Task brief:
Without the pictures, retype each line below exactly as it stands.

Available records:
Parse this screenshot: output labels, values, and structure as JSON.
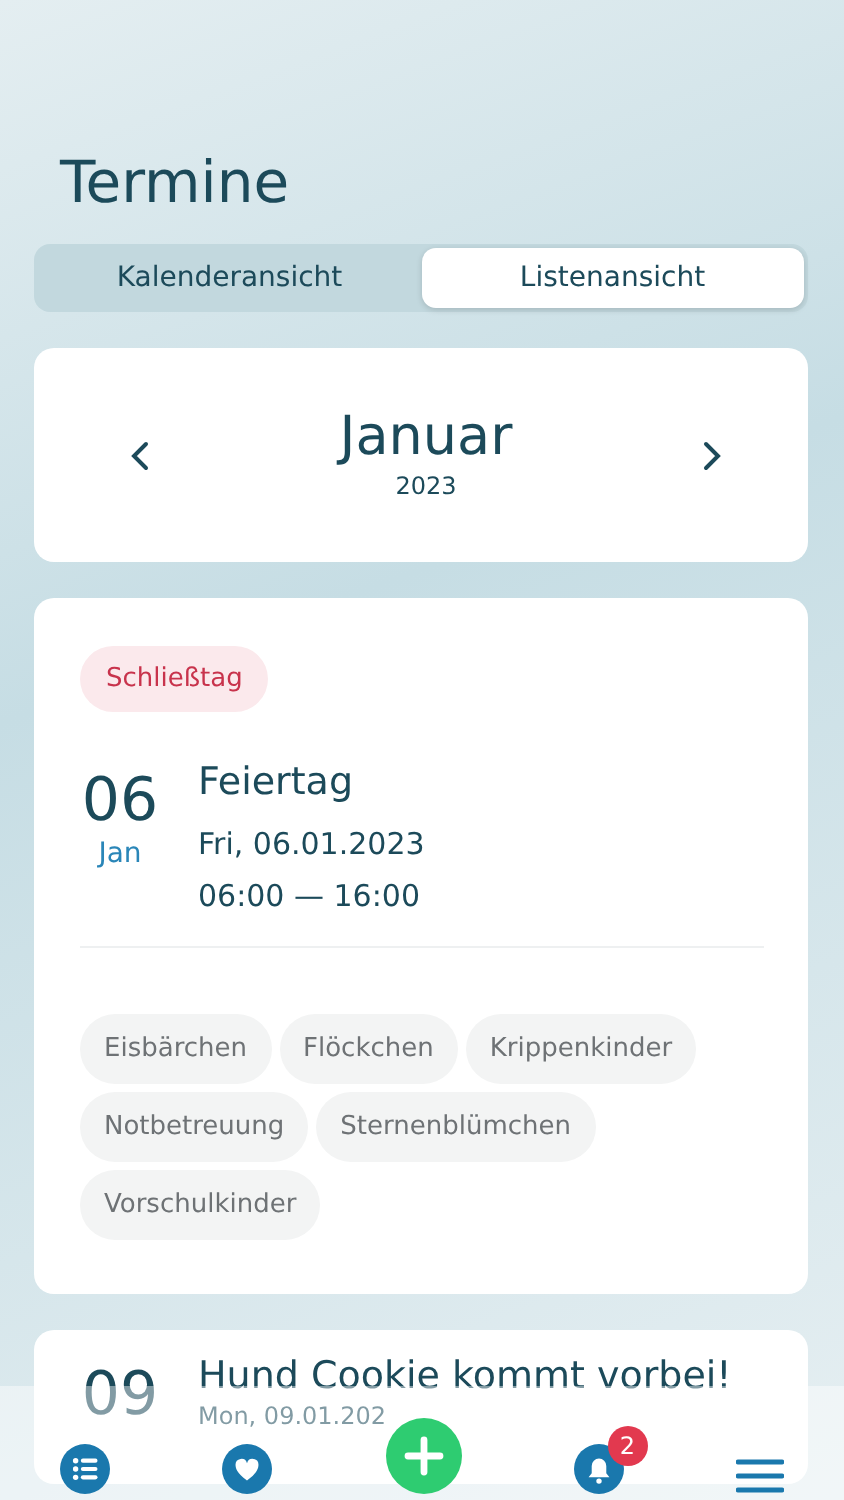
{
  "title": "Termine",
  "tabs": [
    {
      "label": "Kalenderansicht",
      "selected": false
    },
    {
      "label": "Listenansicht",
      "selected": true
    }
  ],
  "month": {
    "name": "Januar",
    "year": "2023"
  },
  "events": [
    {
      "tag": "Schließtag",
      "day": "06",
      "month": "Jan",
      "title": "Feiertag",
      "date": "Fri, 06.01.2023",
      "time": "06:00 — 16:00",
      "groups": [
        "Eisbärchen",
        "Flöckchen",
        "Krippenkinder",
        "Notbetreuung",
        "Sternenblümchen",
        "Vorschulkinder"
      ]
    },
    {
      "day": "09",
      "title": "Hund Cookie kommt vorbei!",
      "date": "Mon, 09.01.202"
    }
  ],
  "nav": {
    "badge": "2"
  }
}
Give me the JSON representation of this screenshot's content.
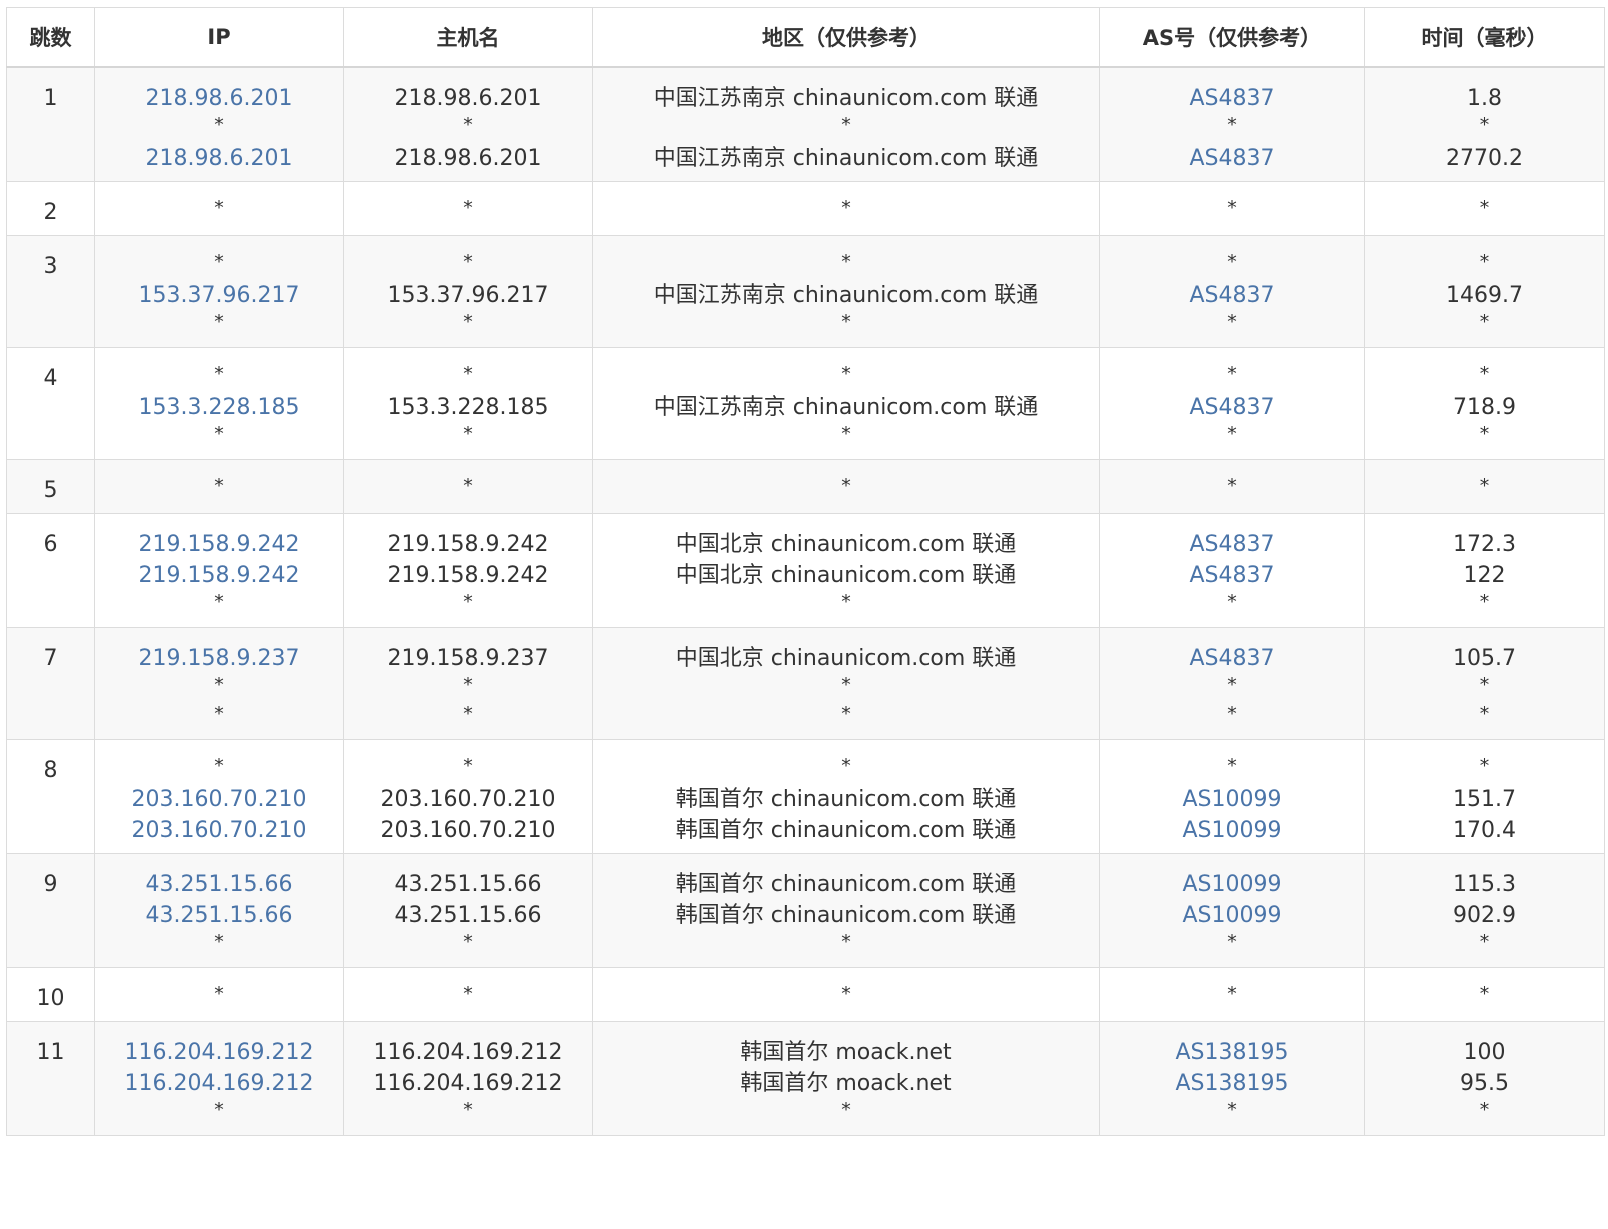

Written answer:
Parse this screenshot: output labels, values, and structure as JSON.
{
  "title": "Termine",
  "tabs": [
    {
      "label": "Kalenderansicht",
      "selected": false
    },
    {
      "label": "Listenansicht",
      "selected": true
    }
  ],
  "month": {
    "name": "Januar",
    "year": "2023"
  },
  "events": [
    {
      "tag": "Schließtag",
      "day": "06",
      "month": "Jan",
      "title": "Feiertag",
      "date": "Fri, 06.01.2023",
      "time": "06:00 — 16:00",
      "groups": [
        "Eisbärchen",
        "Flöckchen",
        "Krippenkinder",
        "Notbetreuung",
        "Sternenblümchen",
        "Vorschulkinder"
      ]
    },
    {
      "day": "09",
      "title": "Hund Cookie kommt vorbei!",
      "date": "Mon, 09.01.202"
    }
  ],
  "nav": {
    "badge": "2"
  }
}
Give me the JSON representation of this screenshot's content.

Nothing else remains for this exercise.